Annexes to the Agreement set out how this cooperation and mutual acceptance of certification findings in the area of airworthiness and maintenance should be carried out. In this respect, the Agreement differs from the existing BASA. Material presented in the Annexes to this Agreement is usually put in separate arrangements at civil aviation authority level that lack the binding nature of a treaty. The Agreement also allows the possibility of adding annexes to further enhance the functioning of the Agreement.

With regard to maintenance, the Canadian side has shown its willingness to achieve full mutual recognition. The Agreement therefore provides that compliance with the applicable legislation of one party, in line with the requirements specified in the relevant Annex, amounts to compliance with the legislation of the other party and that the certification practices and procedures of each side provide an equivalent proof of compliance. Licensing of maintenance personnel are also considered to be equivalent.

To maintain confidence in each other’s systems, the Agreement foresees joint inspections, investigations, exchange of safety data (aircraft inspections and accident related information) and increased regulatory cooperation and consultation at a technical level to solve matters before they can become “disputes”. It foresees for the creation of a joint committee and sub-committees in areas such as certification of airworthiness and maintenance. There are also strong safeguard measures that would ultimately allow either side to suspend acceptance of the finding of the other Competent Authority or to terminate the Agreement in whole or in part. Nevertheless the entire system of consultations, committees and sub-committees is intended to ensure that any differences are resolved well before reaching this stage.


European and Canadian companies will save millions of Euros a year thanks to shorter and simpler, hence less costly, product-approval procedures and mutual acceptance of certification findings. Furthermore, the Agreement constitutes a net benefit for the Community given that it will establish mutual acceptance of certification findings in all areas of airworthiness for all Member States.

Airlines will also benefit, since the Agreement provides for the use of each other’s approved repair and maintenance facilities. The Agreement will not only make the Canadian and European markets more competitive, it will also make them safer as regulators and enforcement authorities are moving closer to cooperate in all maters of certification, inspections and enforcement to ensure the highest level of safety for passengers and cargo flights.
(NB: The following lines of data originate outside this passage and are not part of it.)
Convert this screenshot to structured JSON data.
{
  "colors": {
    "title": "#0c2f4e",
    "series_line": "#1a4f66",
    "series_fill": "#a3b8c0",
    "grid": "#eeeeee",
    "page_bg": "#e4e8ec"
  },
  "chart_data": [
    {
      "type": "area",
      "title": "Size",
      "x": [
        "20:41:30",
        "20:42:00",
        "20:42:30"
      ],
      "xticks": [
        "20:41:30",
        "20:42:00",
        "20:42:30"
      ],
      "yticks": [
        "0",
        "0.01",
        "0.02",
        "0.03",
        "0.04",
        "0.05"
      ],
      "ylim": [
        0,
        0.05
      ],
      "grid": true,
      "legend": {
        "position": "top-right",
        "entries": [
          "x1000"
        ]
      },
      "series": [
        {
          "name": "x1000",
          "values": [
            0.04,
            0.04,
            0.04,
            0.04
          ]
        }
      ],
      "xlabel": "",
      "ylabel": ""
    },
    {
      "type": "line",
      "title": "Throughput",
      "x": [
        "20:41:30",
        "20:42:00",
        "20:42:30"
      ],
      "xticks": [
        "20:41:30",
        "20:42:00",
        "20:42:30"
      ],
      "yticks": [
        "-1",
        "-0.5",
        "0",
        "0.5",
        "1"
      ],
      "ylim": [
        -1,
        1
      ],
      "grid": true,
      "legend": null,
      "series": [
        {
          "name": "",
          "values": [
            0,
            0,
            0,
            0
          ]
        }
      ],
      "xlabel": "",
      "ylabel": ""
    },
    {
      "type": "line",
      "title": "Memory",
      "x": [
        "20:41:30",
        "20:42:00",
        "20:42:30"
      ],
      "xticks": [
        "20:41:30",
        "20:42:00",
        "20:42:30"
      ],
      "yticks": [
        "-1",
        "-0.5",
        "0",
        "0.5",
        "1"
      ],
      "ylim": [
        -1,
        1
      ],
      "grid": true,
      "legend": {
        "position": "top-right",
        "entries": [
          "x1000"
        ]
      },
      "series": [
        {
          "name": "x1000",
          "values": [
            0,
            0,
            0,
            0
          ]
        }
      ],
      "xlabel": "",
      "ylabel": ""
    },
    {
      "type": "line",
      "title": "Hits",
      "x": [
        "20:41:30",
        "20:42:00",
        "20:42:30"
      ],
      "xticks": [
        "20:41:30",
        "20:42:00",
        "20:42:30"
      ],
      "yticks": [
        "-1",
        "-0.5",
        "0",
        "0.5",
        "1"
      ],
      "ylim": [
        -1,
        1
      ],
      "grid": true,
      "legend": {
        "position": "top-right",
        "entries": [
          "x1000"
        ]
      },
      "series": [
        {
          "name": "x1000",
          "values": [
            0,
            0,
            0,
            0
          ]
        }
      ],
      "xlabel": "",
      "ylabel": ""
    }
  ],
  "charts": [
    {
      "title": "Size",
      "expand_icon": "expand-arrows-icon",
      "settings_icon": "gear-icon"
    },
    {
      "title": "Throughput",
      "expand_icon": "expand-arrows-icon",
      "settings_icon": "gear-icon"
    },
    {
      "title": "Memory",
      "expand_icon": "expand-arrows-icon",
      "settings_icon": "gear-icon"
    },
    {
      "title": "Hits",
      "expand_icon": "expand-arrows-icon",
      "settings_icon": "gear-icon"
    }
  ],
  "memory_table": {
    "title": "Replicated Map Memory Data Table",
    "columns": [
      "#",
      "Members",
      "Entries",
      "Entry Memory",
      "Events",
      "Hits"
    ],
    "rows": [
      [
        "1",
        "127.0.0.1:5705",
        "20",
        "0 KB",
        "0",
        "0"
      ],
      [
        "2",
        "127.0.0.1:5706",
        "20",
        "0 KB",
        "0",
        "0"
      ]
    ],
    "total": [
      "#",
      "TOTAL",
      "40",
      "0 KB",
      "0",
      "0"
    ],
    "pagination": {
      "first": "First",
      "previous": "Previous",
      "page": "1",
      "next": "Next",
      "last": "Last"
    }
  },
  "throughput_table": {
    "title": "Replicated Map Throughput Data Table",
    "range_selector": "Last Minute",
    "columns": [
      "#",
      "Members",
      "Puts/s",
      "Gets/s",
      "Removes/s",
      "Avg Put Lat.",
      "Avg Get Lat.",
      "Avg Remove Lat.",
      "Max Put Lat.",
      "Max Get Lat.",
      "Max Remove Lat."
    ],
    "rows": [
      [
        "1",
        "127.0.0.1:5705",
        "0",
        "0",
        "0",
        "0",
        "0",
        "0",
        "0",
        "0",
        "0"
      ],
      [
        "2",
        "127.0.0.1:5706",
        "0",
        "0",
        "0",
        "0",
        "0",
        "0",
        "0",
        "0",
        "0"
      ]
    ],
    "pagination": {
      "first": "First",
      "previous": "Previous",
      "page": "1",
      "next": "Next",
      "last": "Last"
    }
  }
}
The Agreement represents an important step forward in terms of establishing international standards for civil aviation safety and should serve as a starting point for future negotiations with other significant producers of aircraft and equipment.

In the light of the above remarks, the Rapporteur proposes that Parliament gives its consent to the conclusion of the Agreement. As it cannot enter into force until it has been concluded, it would also be highly desirable that, once Parliament has taken its decision, Council does not delay in finalising the procedures.

  • [1]               Article 218(6)(a)(v) of the Treaty on the Functioning of the European Union.
  • [2]               COM(2009)0665.


Date adopted





Result of final vote







Members present for the final vote

Georges Bach, Izaskun Bilbao Barandica, Antonio Cancian, Michael Cramer, Luis de Grandes Pascual, Christine De Veyrac, Saïd El Khadraoui, Ismail Ertug, Jacqueline Foster, Mathieu Grosch, Dieter-Lebrecht Koch, Georgios Koumoutsakos, Jörg Leichtfried, Eva Lichtenberger, Gesine Meissner, Hella Ranner, Vilja Savisaar-Toomast, Brian Simpson, Keith Taylor, Giommaria Uggias, Thomas Ulmer, Dominique Vlasto, Artur Zasada, Roberts Zīle

Substitute(s) present for the final vote

Philip Bradbourn, Tanja Fajon, Erminia Mazzoni, Jan Mulder, Ioan Mircea Paşcu, Dominique Riquet